The Code Committee of the Takeover Panel (the Panel) has issued a consultation paper proposing amendments to the jurisdiction test that determines whether a company is subject to the Takeover Code (the Code).
The Current Jurisdiction Test
The Code applies currently to companies with shares admitted to trade on any regulated market in the United Kingdom (the London Stock Exchange (LSE) Main Market, the New York Stock Exchange Euronext (NYX) London, and the PLUS-listed market), or any stock exchange in the Channel Islands or the Isle of Man, and with registered offices in the United Kingdom, the Channel Islands or the Isle of Man (the relevant territories). The Code also applies, on a shared jurisdiction basis, to UK-registered companies with shares traded on any other European Economic Area (EEA) regulated market, and to companies with their registered office in another EEA Member State but with shares traded on the LSE Main Market or other UK regulated market.
There is an additional test for public companies quoted on the Alternative Investment Market (AIM). The Code applies only to an AIM-listed company with a registered office in a relevant territory if its place of central management and control, as determined by the Panel, is also in the relevant territories. The Panel will, generally, look at whether a majority of the directors are resident in one of the Relevant territories. If they are, the test will normally be satisfied. Where there is an even split, the Panel will typically have regard to the place of residence of the Chairman and whether the Chairman has a casting vote in board decisions.
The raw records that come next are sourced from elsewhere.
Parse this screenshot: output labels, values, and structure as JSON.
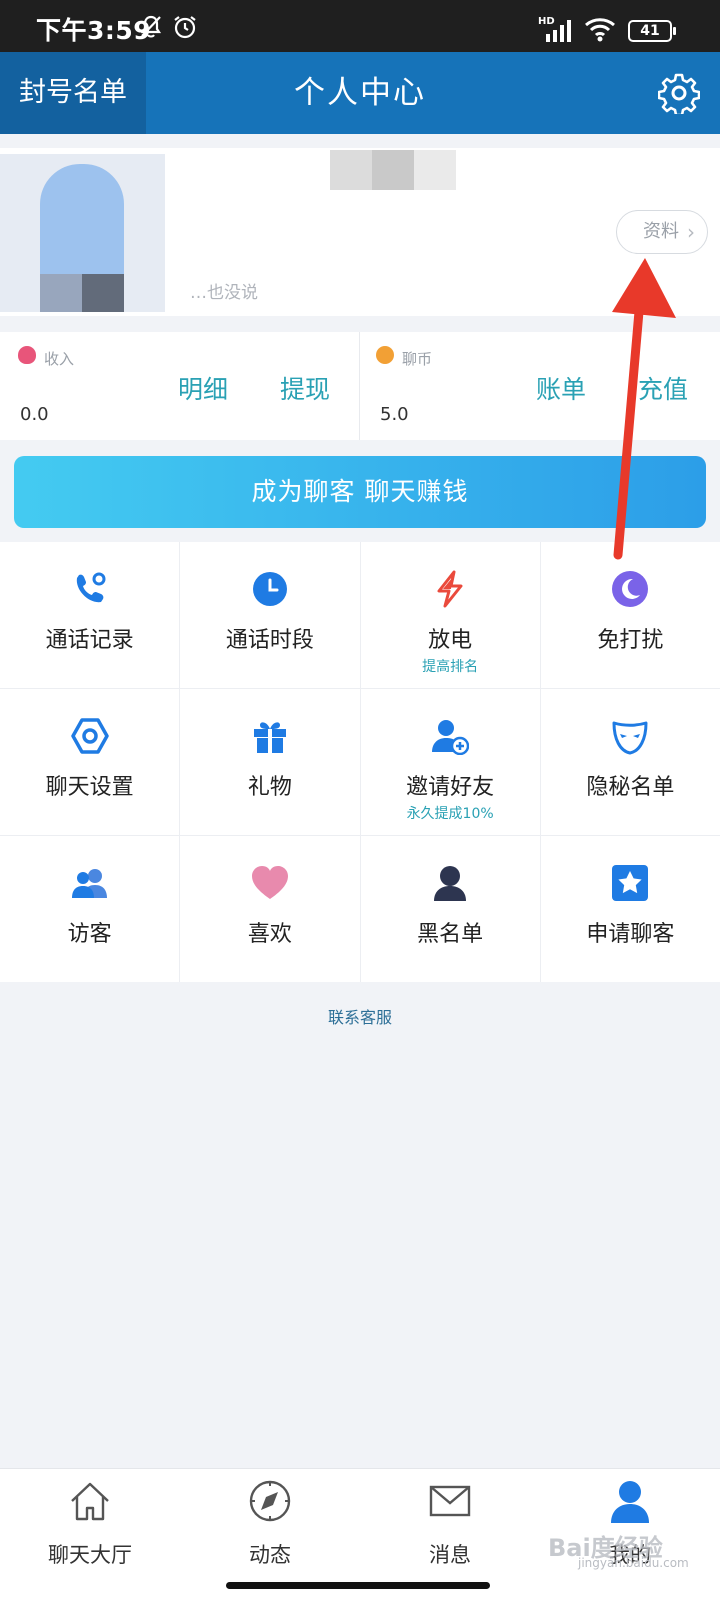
{
  "status_bar": {
    "time": "下午3:59",
    "network": "HD",
    "battery": "41"
  },
  "header": {
    "left_button": "封号名单",
    "title": "个人中心",
    "settings_icon": "gear-icon"
  },
  "profile": {
    "signature": "…也没说",
    "profile_button": "资料",
    "chevron": "›"
  },
  "wallet": {
    "income": {
      "label": "收入",
      "value": "0.0",
      "links": [
        "明细",
        "提现"
      ],
      "icon_color": "#e8557a"
    },
    "coins": {
      "label": "聊币",
      "value": "5.0",
      "links": [
        "账单",
        "充值"
      ],
      "icon_color": "#f2a035"
    }
  },
  "banner": {
    "label": "成为聊客 聊天赚钱"
  },
  "features": [
    {
      "label": "通话记录",
      "sub": "",
      "icon": "phone-icon"
    },
    {
      "label": "通话时段",
      "sub": "",
      "icon": "clock-icon"
    },
    {
      "label": "放电",
      "sub": "提高排名",
      "icon": "lightning-icon"
    },
    {
      "label": "免打扰",
      "sub": "",
      "icon": "moon-icon"
    },
    {
      "label": "聊天设置",
      "sub": "",
      "icon": "hexagon-settings-icon"
    },
    {
      "label": "礼物",
      "sub": "",
      "icon": "gift-icon"
    },
    {
      "label": "邀请好友",
      "sub": "永久提成10%",
      "icon": "add-user-icon"
    },
    {
      "label": "隐秘名单",
      "sub": "",
      "icon": "mask-icon"
    },
    {
      "label": "访客",
      "sub": "",
      "icon": "visitors-icon"
    },
    {
      "label": "喜欢",
      "sub": "",
      "icon": "heart-icon"
    },
    {
      "label": "黑名单",
      "sub": "",
      "icon": "person-dark-icon"
    },
    {
      "label": "申请聊客",
      "sub": "",
      "icon": "star-badge-icon"
    }
  ],
  "contact": {
    "label": "联系客服"
  },
  "bottom_nav": [
    {
      "label": "聊天大厅",
      "icon": "home-icon",
      "active": false
    },
    {
      "label": "动态",
      "icon": "compass-icon",
      "active": false
    },
    {
      "label": "消息",
      "icon": "mail-icon",
      "active": false
    },
    {
      "label": "我的",
      "icon": "user-icon",
      "active": true
    }
  ],
  "watermark": {
    "text": "Bai度经验",
    "sub": "jingyan.baidu.com"
  },
  "colors": {
    "header": "#1673b9",
    "accent": "#2aa1b4",
    "annotation_arrow": "#e8392a"
  }
}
The effect of the Code’s additional residence test, as it applies currently, is that an AIM-listed company that has a majority of directors resident overseas will not be subject to the Code. There are many companies listed on AIM to which this applies, including a large number of mineral resource companies. The result is that, at present, takeovers of these companies are not governed by the Code, even where they have their registered office in the United Kingdom.
The Panel is now consulting on proposals to amend the Code to bring these companies within its jurisdiction.
Proposed Changes to The Code
The proposed changes to the Code would remove the additional residency requirement that an AIM-listed company must be centrally managed and controlled within one of the relevant territories in order to fall within the jurisdiction of the Panel.
The Panel considers that investors in publicly-traded companies that have their registered office in one of the relevant territories may have a reasonable expectation of Code protection. It also notes that it can be difficult for a third party to determine whether the residency test is satisfied in any particular case. Further, the residency test means that a target company’s Code status could change if a majority of the directors decided to relocate outside the United Kingdom.
The key consequence of becoming subject to the Panel’s jurisdiction is that a company’s shareholders will have the protection of the Code. The Code’s General Principles and Rules provide that shareholders in a company subject to a takeover offer must be treated fairly and must not be denied the opportunity to decide on the merits of the bid.
The significance of becoming subject to the Code will depend on the shareholder profile of a given company. Unlike the LSE Main Market, which requires a minimum of 25 per cent of a company’s shares to be in public hands, AIM has no free float requirement. It is common for the controller of an AIM-listed company to have a percentage shareholding greater than 50 per cent. For such companies, the impact of the Panel’s proposed changes would be relatively minor. For an AIM-listed company under the effective control of a shareholder group with a shareholding of between 30 and 50 per cent (or less), the impact would be marked, as such stakes could not be increased without there being a mandatory offer or Panel waiver and shareholder consent.
For companies registered in the relevant territories that may prefer to remain outside the scope of the Code, a restructuring would be required in order to relocate. This would usually be achieved via a scheme of arrangement that puts in place a new holding company incorporated in the new jurisdiction of choice. The time and cost implications of such a step are not insubstantial, and consideration would need to be given to how such a move would be perceived by shareholders, customers and the market.
The Panel’s proposed changes will not affect AIM-listed entities registered outside the relevant territories. These will continue to fall outside the scope of the Code even if the proposals are implemented.
Affected companies should seek advice on how the proposed changes may affect them, from issues relating to control and corporate transactions to smaller housekeeping matters. For example, deeming provisions in articles of association that incorporate some (but often not all) of the Code will, most likely, need to be amended.
Responses to the Consultation should be submitted by 28 September 2012. To review the Consultation (PC2012/3), please go to: http://www.thetakeoverpanel.org.uk/consultation/current-consultations